Records START
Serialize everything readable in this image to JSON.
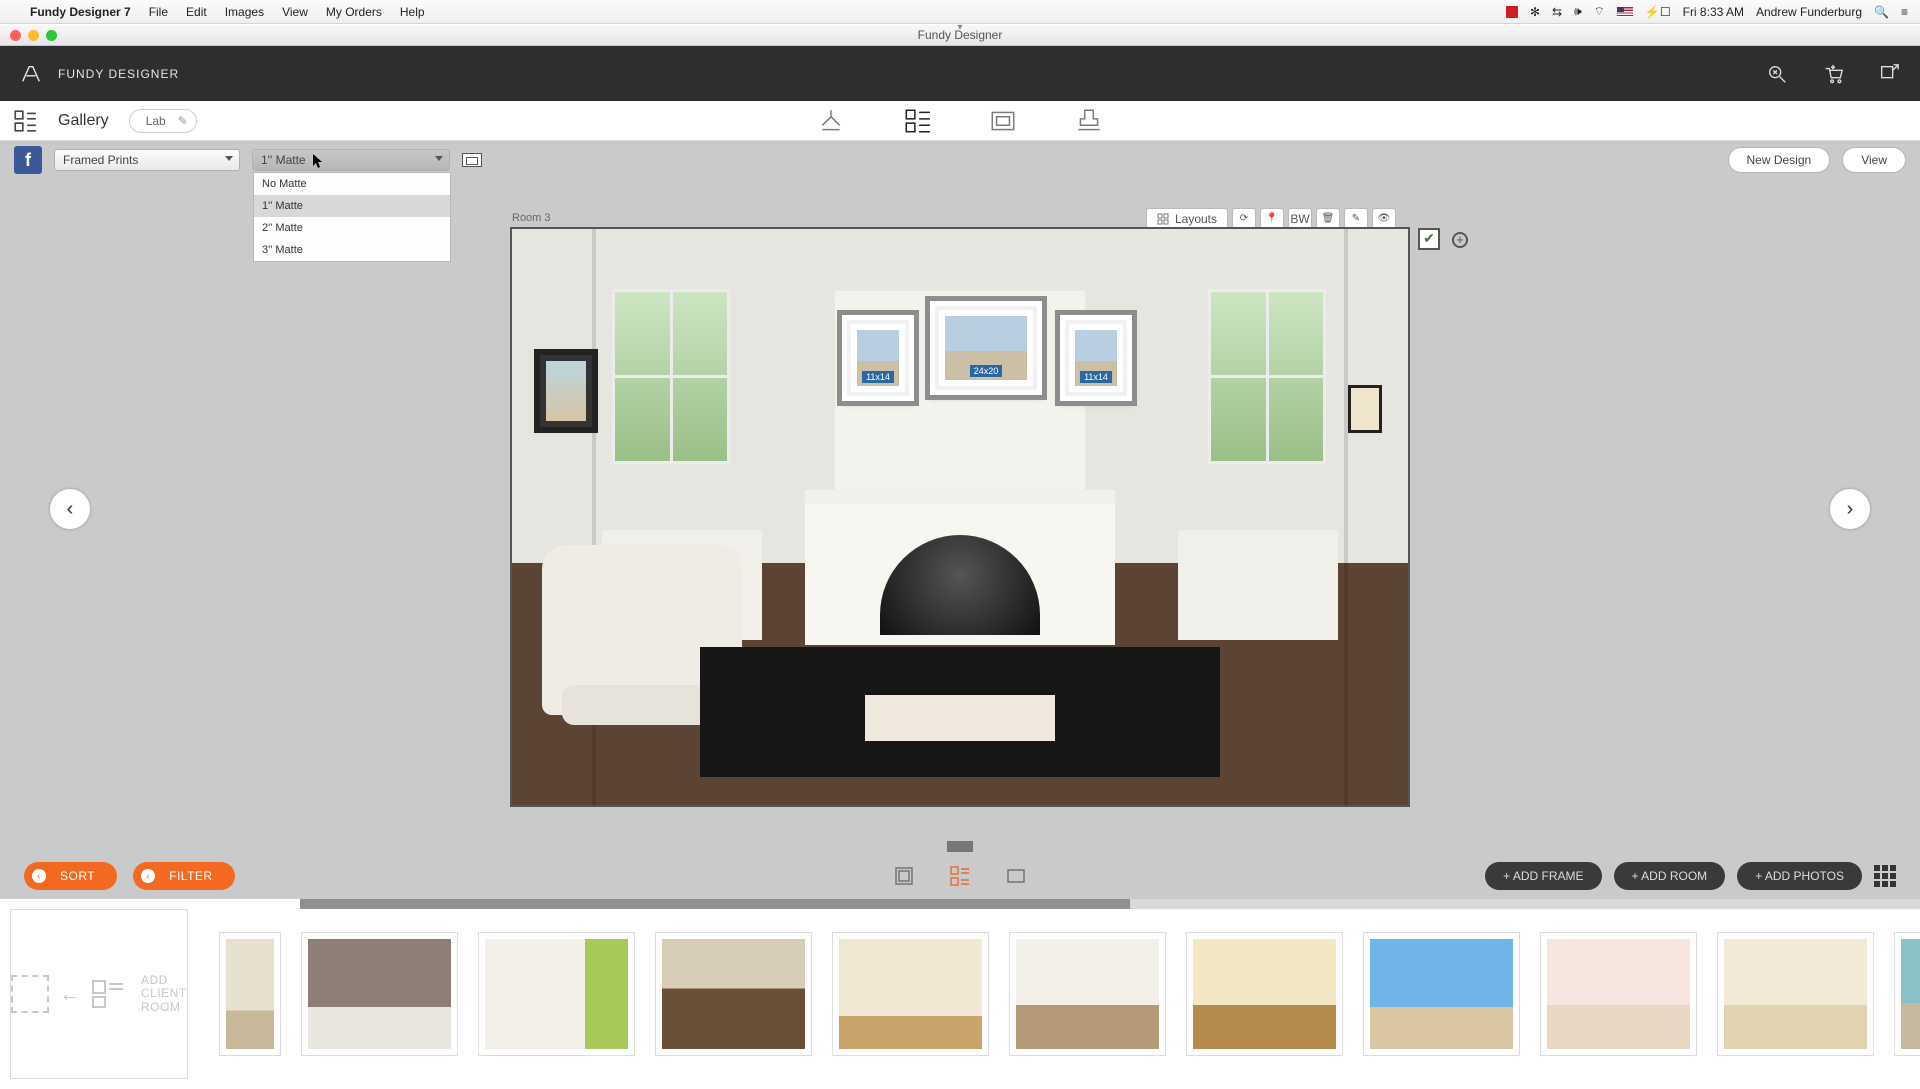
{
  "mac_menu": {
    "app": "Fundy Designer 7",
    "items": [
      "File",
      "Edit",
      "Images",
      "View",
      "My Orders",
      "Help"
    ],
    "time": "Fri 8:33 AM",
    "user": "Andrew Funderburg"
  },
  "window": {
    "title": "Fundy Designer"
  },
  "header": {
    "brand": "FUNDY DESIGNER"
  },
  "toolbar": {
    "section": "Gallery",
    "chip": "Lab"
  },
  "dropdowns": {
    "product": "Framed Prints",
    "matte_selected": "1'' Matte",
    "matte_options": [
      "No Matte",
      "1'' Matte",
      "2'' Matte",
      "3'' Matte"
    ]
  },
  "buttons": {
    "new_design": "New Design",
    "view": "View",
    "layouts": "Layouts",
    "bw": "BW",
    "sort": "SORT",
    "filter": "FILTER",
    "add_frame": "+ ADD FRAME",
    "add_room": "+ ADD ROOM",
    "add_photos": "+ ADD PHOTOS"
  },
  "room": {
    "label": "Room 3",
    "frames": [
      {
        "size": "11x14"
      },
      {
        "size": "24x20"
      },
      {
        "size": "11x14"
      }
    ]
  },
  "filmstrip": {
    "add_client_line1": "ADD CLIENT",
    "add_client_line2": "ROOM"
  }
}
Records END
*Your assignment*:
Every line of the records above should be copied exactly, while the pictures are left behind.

*Your solution*:
Serialize everything readable in this image to JSON.
{
  "mac_menu": {
    "app": "Fundy Designer 7",
    "items": [
      "File",
      "Edit",
      "Images",
      "View",
      "My Orders",
      "Help"
    ],
    "time": "Fri 8:33 AM",
    "user": "Andrew Funderburg"
  },
  "window": {
    "title": "Fundy Designer"
  },
  "header": {
    "brand": "FUNDY DESIGNER"
  },
  "toolbar": {
    "section": "Gallery",
    "chip": "Lab"
  },
  "dropdowns": {
    "product": "Framed Prints",
    "matte_selected": "1'' Matte",
    "matte_options": [
      "No Matte",
      "1'' Matte",
      "2'' Matte",
      "3'' Matte"
    ]
  },
  "buttons": {
    "new_design": "New Design",
    "view": "View",
    "layouts": "Layouts",
    "bw": "BW",
    "sort": "SORT",
    "filter": "FILTER",
    "add_frame": "+ ADD FRAME",
    "add_room": "+ ADD ROOM",
    "add_photos": "+ ADD PHOTOS"
  },
  "room": {
    "label": "Room 3",
    "frames": [
      {
        "size": "11x14"
      },
      {
        "size": "24x20"
      },
      {
        "size": "11x14"
      }
    ]
  },
  "filmstrip": {
    "add_client_line1": "ADD CLIENT",
    "add_client_line2": "ROOM"
  }
}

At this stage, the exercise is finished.